Write out the records once more, exactly, and keep any image out.

=== Supplied material ===

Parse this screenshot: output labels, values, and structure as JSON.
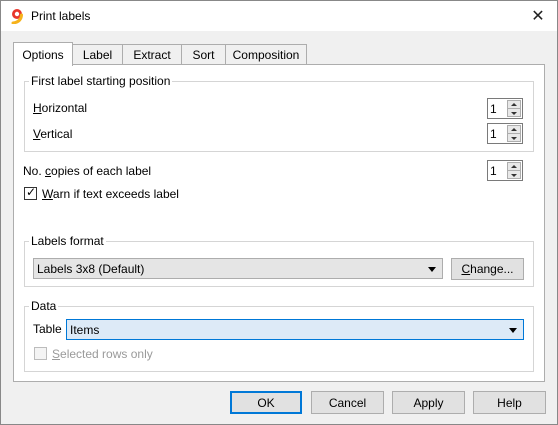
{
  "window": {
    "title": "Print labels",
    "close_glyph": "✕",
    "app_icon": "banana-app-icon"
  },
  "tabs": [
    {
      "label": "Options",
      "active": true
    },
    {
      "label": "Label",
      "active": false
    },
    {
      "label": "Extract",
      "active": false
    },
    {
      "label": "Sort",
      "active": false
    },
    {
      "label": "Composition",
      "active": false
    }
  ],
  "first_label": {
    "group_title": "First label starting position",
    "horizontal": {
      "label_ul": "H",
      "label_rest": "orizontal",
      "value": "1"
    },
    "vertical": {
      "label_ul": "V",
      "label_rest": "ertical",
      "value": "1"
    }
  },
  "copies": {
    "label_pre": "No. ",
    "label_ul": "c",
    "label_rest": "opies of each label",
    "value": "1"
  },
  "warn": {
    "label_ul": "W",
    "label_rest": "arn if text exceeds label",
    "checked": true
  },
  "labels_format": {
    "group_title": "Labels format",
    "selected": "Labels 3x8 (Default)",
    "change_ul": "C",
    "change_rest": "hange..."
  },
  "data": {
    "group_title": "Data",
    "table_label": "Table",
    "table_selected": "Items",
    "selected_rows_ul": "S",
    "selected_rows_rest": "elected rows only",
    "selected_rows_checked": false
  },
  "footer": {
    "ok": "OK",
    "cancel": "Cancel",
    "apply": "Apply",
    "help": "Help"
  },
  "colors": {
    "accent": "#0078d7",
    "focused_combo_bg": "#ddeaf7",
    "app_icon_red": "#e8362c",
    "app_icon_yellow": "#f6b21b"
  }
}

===

- Task result -
Parse this screenshot: output labels, values, and structure as JSON.
{
  "window": {
    "title": "Print labels",
    "close_glyph": "✕",
    "app_icon": "banana-app-icon"
  },
  "tabs": [
    {
      "label": "Options",
      "active": true
    },
    {
      "label": "Label",
      "active": false
    },
    {
      "label": "Extract",
      "active": false
    },
    {
      "label": "Sort",
      "active": false
    },
    {
      "label": "Composition",
      "active": false
    }
  ],
  "first_label": {
    "group_title": "First label starting position",
    "horizontal": {
      "label_ul": "H",
      "label_rest": "orizontal",
      "value": "1"
    },
    "vertical": {
      "label_ul": "V",
      "label_rest": "ertical",
      "value": "1"
    }
  },
  "copies": {
    "label_pre": "No. ",
    "label_ul": "c",
    "label_rest": "opies of each label",
    "value": "1"
  },
  "warn": {
    "label_ul": "W",
    "label_rest": "arn if text exceeds label",
    "checked": true
  },
  "labels_format": {
    "group_title": "Labels format",
    "selected": "Labels 3x8 (Default)",
    "change_ul": "C",
    "change_rest": "hange..."
  },
  "data": {
    "group_title": "Data",
    "table_label": "Table",
    "table_selected": "Items",
    "selected_rows_ul": "S",
    "selected_rows_rest": "elected rows only",
    "selected_rows_checked": false
  },
  "footer": {
    "ok": "OK",
    "cancel": "Cancel",
    "apply": "Apply",
    "help": "Help"
  },
  "colors": {
    "accent": "#0078d7",
    "focused_combo_bg": "#ddeaf7",
    "app_icon_red": "#e8362c",
    "app_icon_yellow": "#f6b21b"
  }
}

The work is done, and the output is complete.